Corporate Rights vs. Corporate Responsibilities
It is the greedy, conscienceless, under-regulated multinationals (and NOT “man”) that have poisoned the planet’s ecosystems. It has been nonhuman corporations that have caused the economic and environmental crises -- including global climate change. And, because they rarely get indicted, much less punished for their misdeeds, corporations are continuing to try to get away with planetary rape, pillage and murder -- and they don’t seem to care. Their motto seems to be: “grab everything you can steal by any means necessary; enrich and privilege your CEOs, your boards of directors, your shareholders, spokespersons, lawyers, lobbyists, legislators, judges, military and law enforcement so they are on your side; don’t get caught; hunker down in your gated communities with your chauffeurs and your bodyguards; hope nobody revolts; and let the devil take the hindmost.”
Wrist slaps seem to be the norm for multinational corporations and the superrich if and when they are “brought to justice” for their crimes. If there are any consequences for reckless or destructive business practices at all, the company usually gets assessed a relatively small and very affordable fine. For large corporations, punitive fines for criminality are just a part of doing business. (The $2.2 billion fine against Johnson & Johnson’s subsidiary Janssen Pharmaceuticals for illegally marketing the antipsychotic drug Risperdal didn’t much affect its share price nor did it seem to stir up its shareholders.)
Sometimes though, a corporation about to be brought to justice will threaten to move its headquarters or its operations to another state, leaving their smelly and toxic messes to be cleaned up by somebody else, just as one would expect of a conscienceless sociopath.
The brazen action of the Roberts’ court in Citizens United might be one of the final nails in the coffin of America’s mortally wounded democracy. Given the fact that the myth of corporate personhood is now the law, it is past time that the 99% and its representatives in Congress insist that the 1% be punished at least as severely as are human criminals. The 99% needs to exercise its duty to preserve and defend the constitution (and the planet) from all enemies, foreign or domestic, human or corporate, even if the corporate criminals are hiding behind boardroom walls during the day or living the celebrity high life at night.
We must identify and courageously name America’s domestic enemies even if they are corporations or members of the executive, legislative or judicial branches of our federal and state governments. Naming the evil-doers (and naming the evil that they do) must be done in order to effectively confront them. Simultaneously, we need to demand that our basic human right to have access to uncontaminated water, food, soil and air (and access to affordable health and dental care) be safe-guarded from the greedy exploiters and predators in the plutocratic classes who extract the wealth and resources from whomever or whatever they can.

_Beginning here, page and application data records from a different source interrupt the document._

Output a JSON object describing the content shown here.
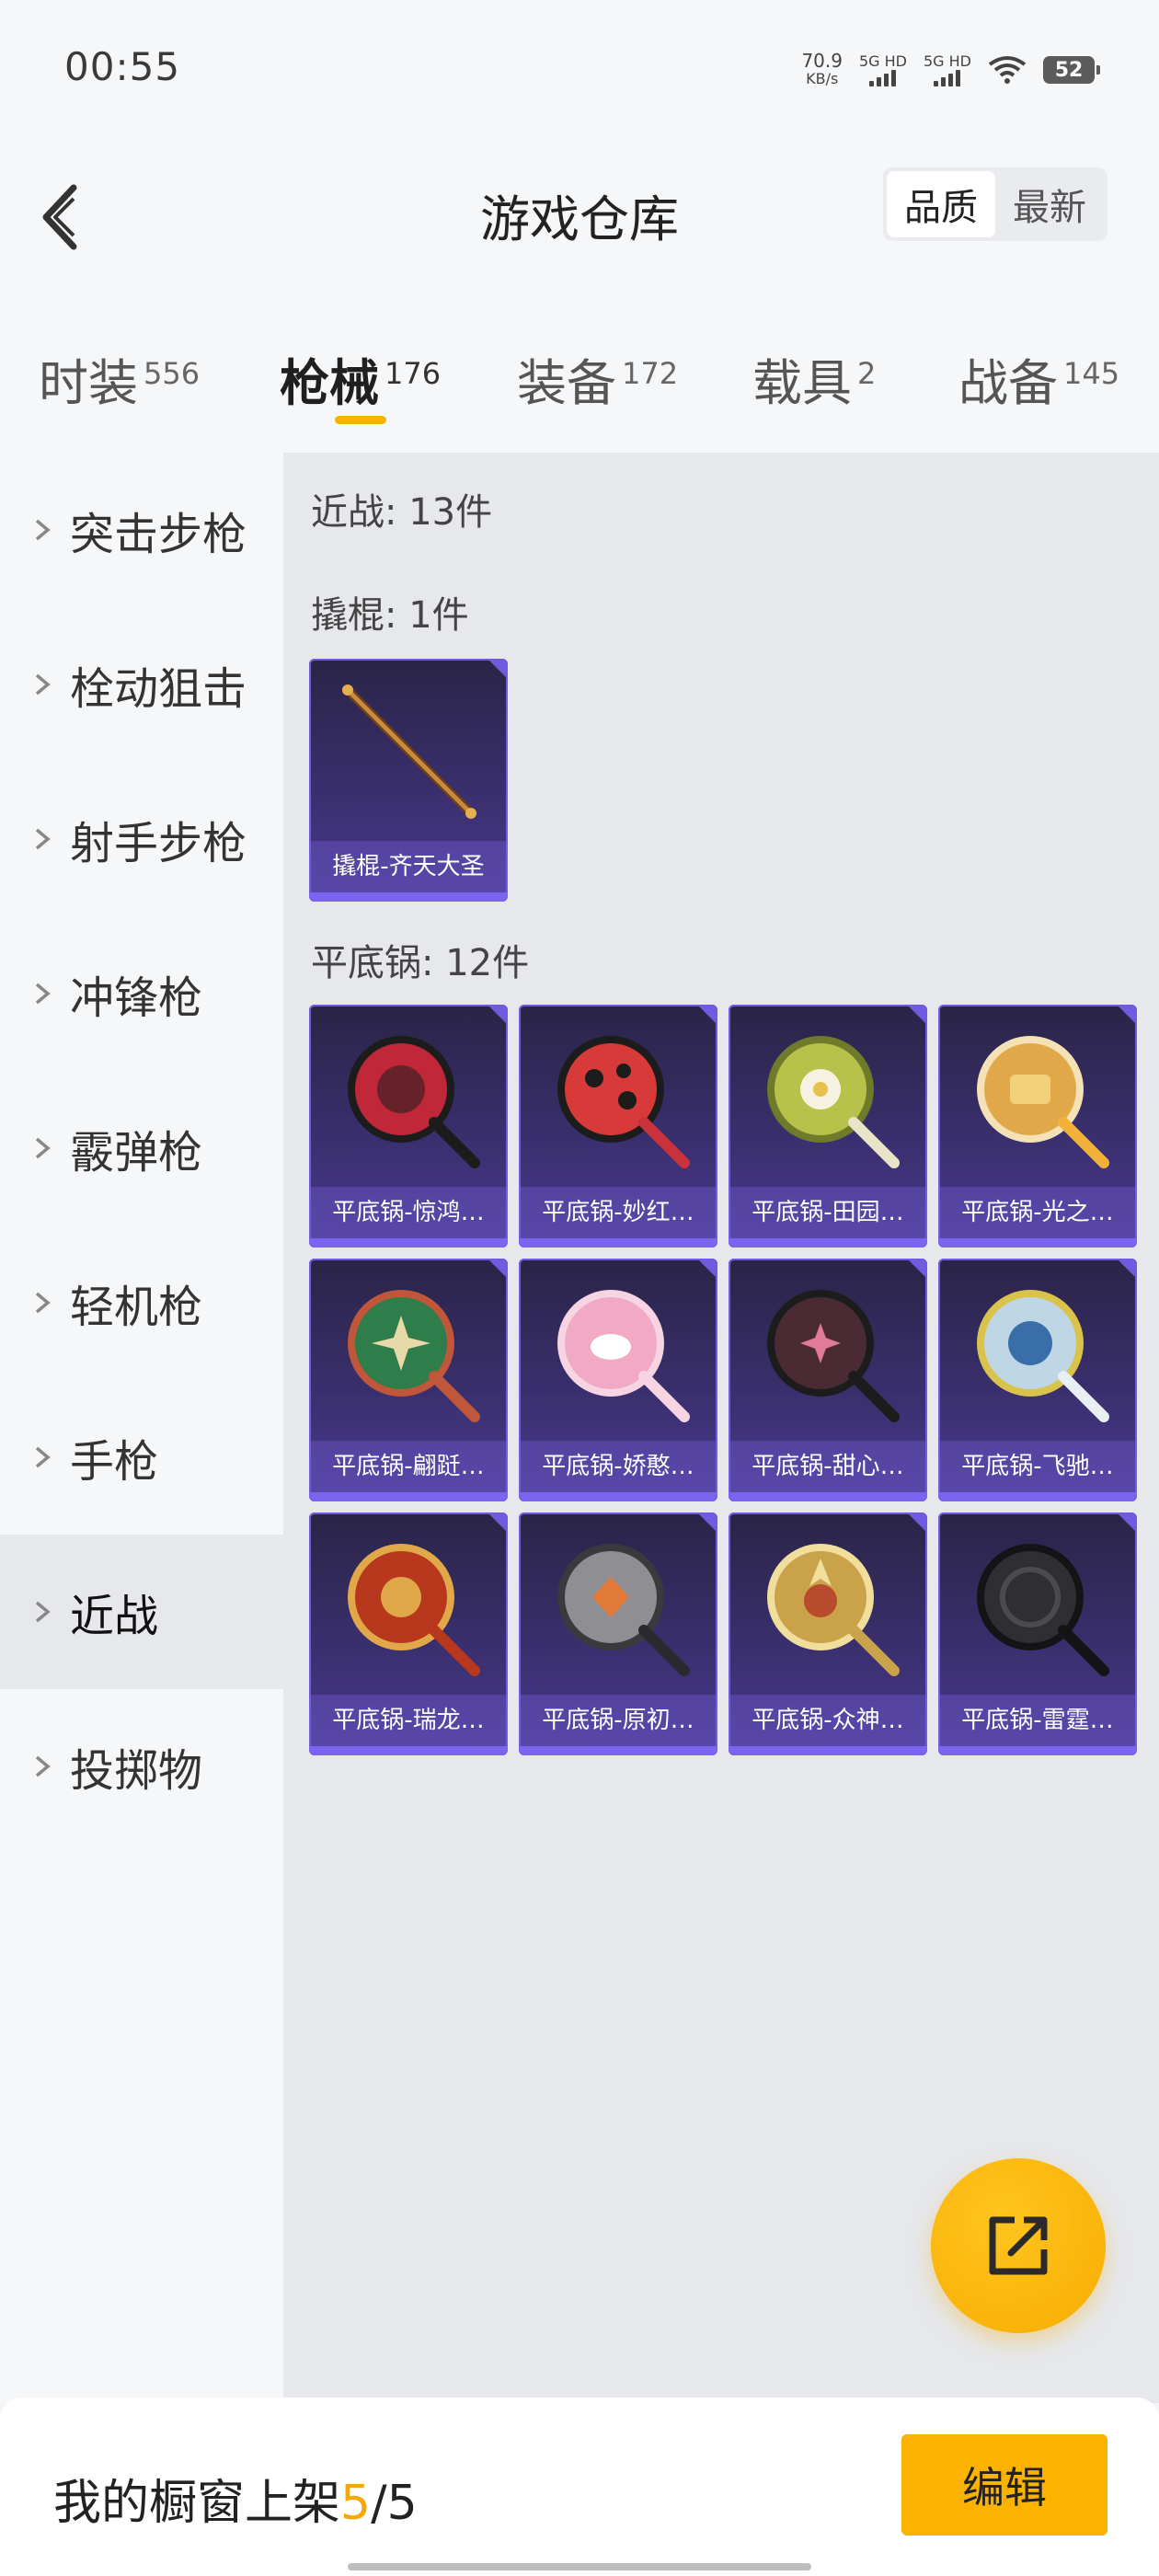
{
  "status_bar": {
    "time": "00:55",
    "net_speed": "70.9",
    "net_unit": "KB/s",
    "sim1": "5G HD",
    "sim2": "5G HD",
    "battery": "52"
  },
  "header": {
    "title": "游戏仓库",
    "sort_options": [
      "品质",
      "最新"
    ],
    "sort_selected": "品质"
  },
  "tabs": [
    {
      "label": "时装",
      "count": "556"
    },
    {
      "label": "枪械",
      "count": "176",
      "active": true
    },
    {
      "label": "装备",
      "count": "172"
    },
    {
      "label": "载具",
      "count": "2"
    },
    {
      "label": "战备",
      "count": "145"
    }
  ],
  "sidebar": {
    "items": [
      "突击步枪",
      "栓动狙击",
      "射手步枪",
      "冲锋枪",
      "霰弹枪",
      "轻机枪",
      "手枪",
      "近战",
      "投掷物"
    ],
    "active": "近战"
  },
  "content": {
    "summary": "近战: 13件",
    "groups": [
      {
        "label": "撬棍: 1件",
        "items": [
          {
            "name": "撬棍-齐天大圣",
            "icon": "crowbar-icon"
          }
        ]
      },
      {
        "label": "平底锅: 12件",
        "items": [
          {
            "name": "平底锅-惊鸿…",
            "icon": "pan-icon",
            "color": "#c0283a"
          },
          {
            "name": "平底锅-妙红…",
            "icon": "pan-icon",
            "color": "#d83a3a"
          },
          {
            "name": "平底锅-田园…",
            "icon": "pan-icon",
            "color": "#b6c24a"
          },
          {
            "name": "平底锅-光之…",
            "icon": "pan-icon",
            "color": "#e0a848"
          },
          {
            "name": "平底锅-翩跹…",
            "icon": "pan-icon",
            "color": "#2e7d4a"
          },
          {
            "name": "平底锅-娇憨…",
            "icon": "pan-icon",
            "color": "#f2a9c4"
          },
          {
            "name": "平底锅-甜心…",
            "icon": "pan-icon",
            "color": "#4a2a33"
          },
          {
            "name": "平底锅-飞驰…",
            "icon": "pan-icon",
            "color": "#d9c34a"
          },
          {
            "name": "平底锅-瑞龙…",
            "icon": "pan-icon",
            "color": "#b8381e"
          },
          {
            "name": "平底锅-原初…",
            "icon": "pan-icon",
            "color": "#8f8f93"
          },
          {
            "name": "平底锅-众神…",
            "icon": "pan-icon",
            "color": "#c9a24a"
          },
          {
            "name": "平底锅-雷霆…",
            "icon": "pan-icon",
            "color": "#2f2f33"
          }
        ]
      }
    ]
  },
  "fab_icon": "share-icon",
  "bottom_bar": {
    "prefix": "我的橱窗上架",
    "current": "5",
    "separator": "/",
    "total": "5",
    "edit_label": "编辑"
  },
  "colors": {
    "accent": "#fbb300",
    "card_border": "#6f5ae0"
  }
}
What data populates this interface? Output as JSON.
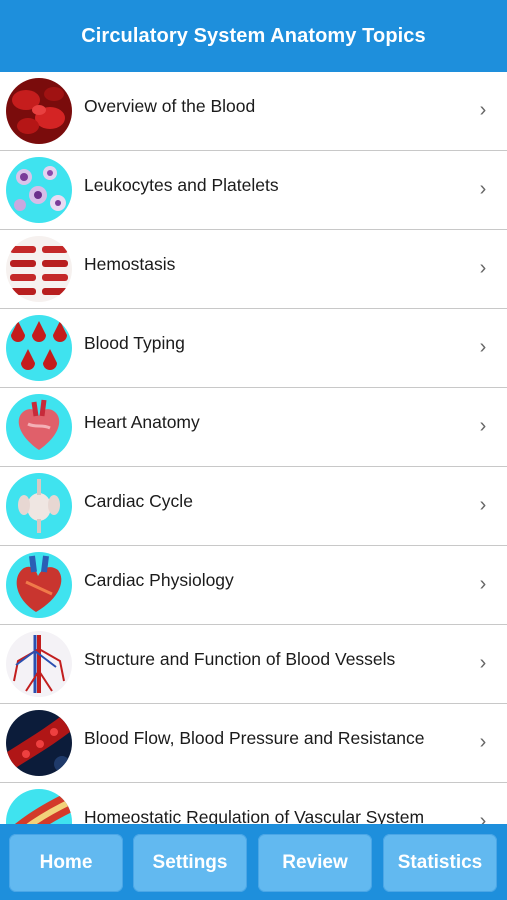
{
  "header": {
    "title": "Circulatory System Anatomy Topics"
  },
  "topics": [
    {
      "label": "Overview of the Blood",
      "icon": "red-blood-cells-icon"
    },
    {
      "label": "Leukocytes and Platelets",
      "icon": "leukocytes-icon"
    },
    {
      "label": "Hemostasis",
      "icon": "hemostasis-icon"
    },
    {
      "label": "Blood Typing",
      "icon": "blood-type-drops-icon"
    },
    {
      "label": "Heart Anatomy",
      "icon": "heart-anatomy-icon"
    },
    {
      "label": "Cardiac Cycle",
      "icon": "cardiac-cycle-icon"
    },
    {
      "label": "Cardiac Physiology",
      "icon": "cardiac-physiology-icon"
    },
    {
      "label": "Structure and Function of Blood Vessels",
      "icon": "blood-vessels-icon"
    },
    {
      "label": "Blood Flow, Blood Pressure and Resistance",
      "icon": "blood-flow-icon"
    },
    {
      "label": "Homeostatic Regulation of Vascular System",
      "icon": "vascular-regulation-icon"
    }
  ],
  "chevron": "›",
  "tabs": [
    {
      "label": "Home"
    },
    {
      "label": "Settings"
    },
    {
      "label": "Review"
    },
    {
      "label": "Statistics"
    }
  ],
  "colors": {
    "header": "#1e8fdc",
    "tab": "#62b9f0"
  }
}
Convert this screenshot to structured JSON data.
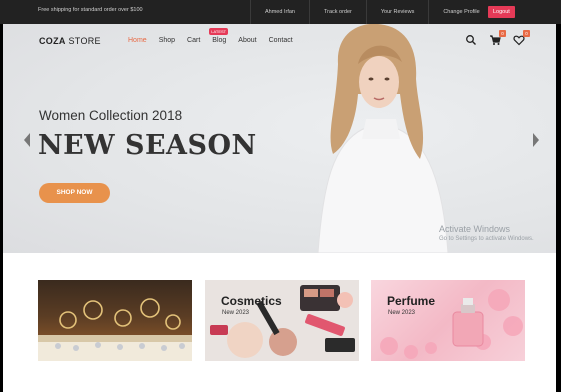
{
  "topbar": {
    "shipping": "Free shipping for standard order over $100",
    "links": [
      "Ahmed Irfan",
      "Track order",
      "Your Reviews",
      "Change Profile"
    ],
    "logout": "Logout"
  },
  "header": {
    "brand_bold": "COZA",
    "brand_rest": " STORE",
    "nav": [
      {
        "label": "Home",
        "active": true
      },
      {
        "label": "Shop"
      },
      {
        "label": "Cart"
      },
      {
        "label": "Blog",
        "badge": "LATEST"
      },
      {
        "label": "About"
      },
      {
        "label": "Contact"
      }
    ],
    "cart_count": "0",
    "wishlist_count": "0",
    "icons": [
      "search-icon",
      "cart-icon",
      "heart-icon"
    ]
  },
  "hero": {
    "subtitle": "Women Collection 2018",
    "title": "NEW SEASON",
    "button": "SHOP NOW"
  },
  "watermark": {
    "line1": "Activate Windows",
    "line2": "Go to Settings to activate Windows."
  },
  "categories": [
    {
      "title": "",
      "sub": ""
    },
    {
      "title": "Cosmetics",
      "sub": "New 2023"
    },
    {
      "title": "Perfume",
      "sub": "New 2023"
    }
  ],
  "colors": {
    "accent": "#e8924c",
    "logout": "#e53a57",
    "topbar": "#222222"
  }
}
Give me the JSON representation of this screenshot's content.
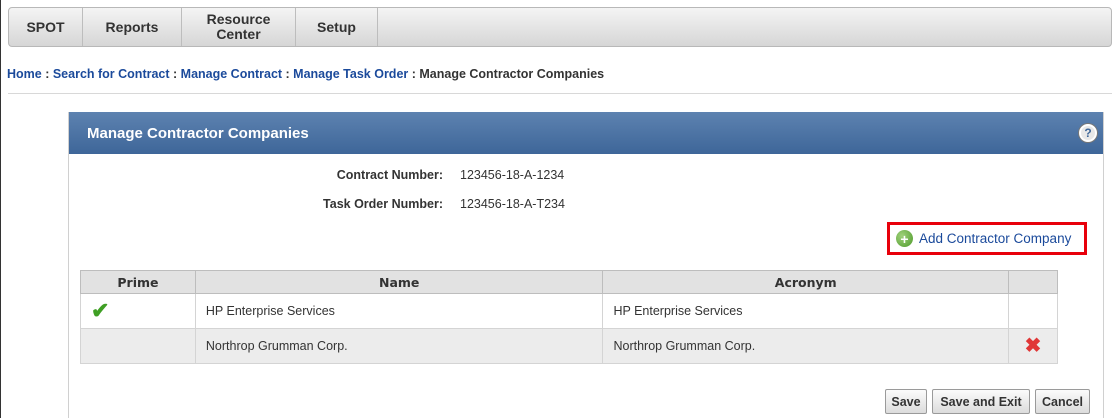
{
  "nav": {
    "spot": "SPOT",
    "reports": "Reports",
    "resource_center": "Resource\nCenter",
    "setup": "Setup"
  },
  "breadcrumb": {
    "home": "Home",
    "search": "Search for Contract",
    "manage_contract": "Manage Contract",
    "manage_task_order": "Manage Task Order",
    "current": "Manage Contractor Companies",
    "separator": " : "
  },
  "panel": {
    "title": "Manage Contractor Companies",
    "help_icon": "question-mark-icon"
  },
  "fields": {
    "contract_number_label": "Contract Number:",
    "contract_number_value": "123456-18-A-1234",
    "task_order_label": "Task Order Number:",
    "task_order_value": "123456-18-A-T234"
  },
  "add_button": {
    "label": "Add Contractor Company",
    "icon": "plus-circle-icon"
  },
  "table": {
    "headers": [
      "Prime",
      "Name",
      "Acronym",
      ""
    ],
    "rows": [
      {
        "prime": true,
        "name": "HP Enterprise Services",
        "acronym": "HP Enterprise Services",
        "deletable": false
      },
      {
        "prime": false,
        "name": "Northrop Grumman Corp.",
        "acronym": "Northrop Grumman Corp.",
        "deletable": true
      }
    ]
  },
  "buttons": {
    "save": "Save",
    "save_exit": "Save and Exit",
    "cancel": "Cancel"
  },
  "colors": {
    "header_blue": "#3e6699",
    "link_blue": "#1b4a9b",
    "highlight_red": "#e8000b",
    "check_green": "#3f9f24",
    "delete_red": "#e03636"
  }
}
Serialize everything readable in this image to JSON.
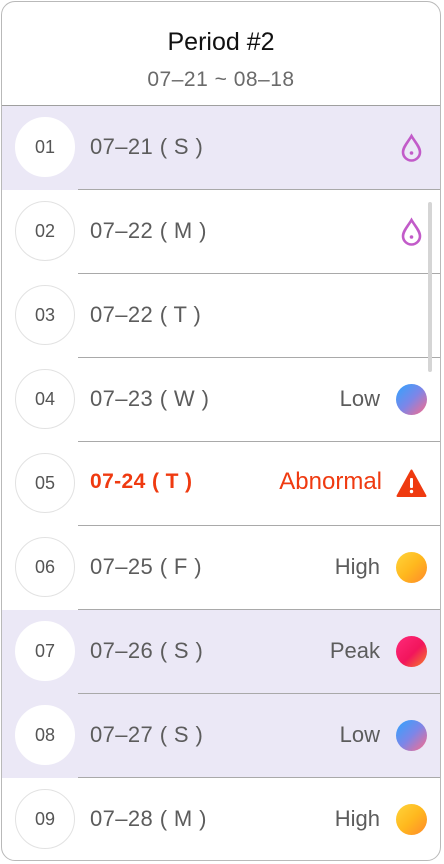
{
  "header": {
    "title": "Period #2",
    "range": "07–21 ~ 08–18"
  },
  "rows": [
    {
      "num": "01",
      "date": "07–21 ( S )",
      "status": "",
      "indicator": "drop-icon",
      "highlight": true
    },
    {
      "num": "02",
      "date": "07–22 ( M )",
      "status": "",
      "indicator": "drop-icon",
      "highlight": false
    },
    {
      "num": "03",
      "date": "07–22 ( T )",
      "status": "",
      "indicator": "",
      "highlight": false
    },
    {
      "num": "04",
      "date": "07–23 ( W )",
      "status": "Low",
      "indicator": "low-dot-icon",
      "highlight": false
    },
    {
      "num": "05",
      "date": "07-24 ( T )",
      "status": "Abnormal",
      "indicator": "warning-icon",
      "highlight": false
    },
    {
      "num": "06",
      "date": "07–25 ( F )",
      "status": "High",
      "indicator": "high-dot-icon",
      "highlight": false
    },
    {
      "num": "07",
      "date": "07–26 ( S )",
      "status": "Peak",
      "indicator": "peak-dot-icon",
      "highlight": true
    },
    {
      "num": "08",
      "date": "07–27 ( S )",
      "status": "Low",
      "indicator": "low-dot-icon",
      "highlight": true
    },
    {
      "num": "09",
      "date": "07–28 ( M )",
      "status": "High",
      "indicator": "high-dot-icon",
      "highlight": false
    }
  ],
  "colors": {
    "accent": "#c25bc9",
    "abnormal": "#ef3a10",
    "highlight": "#ebe8f6"
  }
}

The fate of our children, grandchildren and planet Earth depends on those safe-guards.
Among the first of the many steps that must be taken if we are to reverse the multinational corporate takeover/privatization of the planet is to demand that our local, state and federal legislators reverse the Citizens United ruling and correct the damage done. (See www.movetoamend.org for more information.)
Dr Kohls is involved in peace, nonviolence and justice issues and therefore writes about fascism, corporatism, militarism, racism, imperialism, totalitarianism, economic oppression, anti-environmentalism and other violent, unsustainable, anti-democratic movements.
Articles for March 10, 2014 | Articles for March 11, 2014 | Articles for March 12, 2014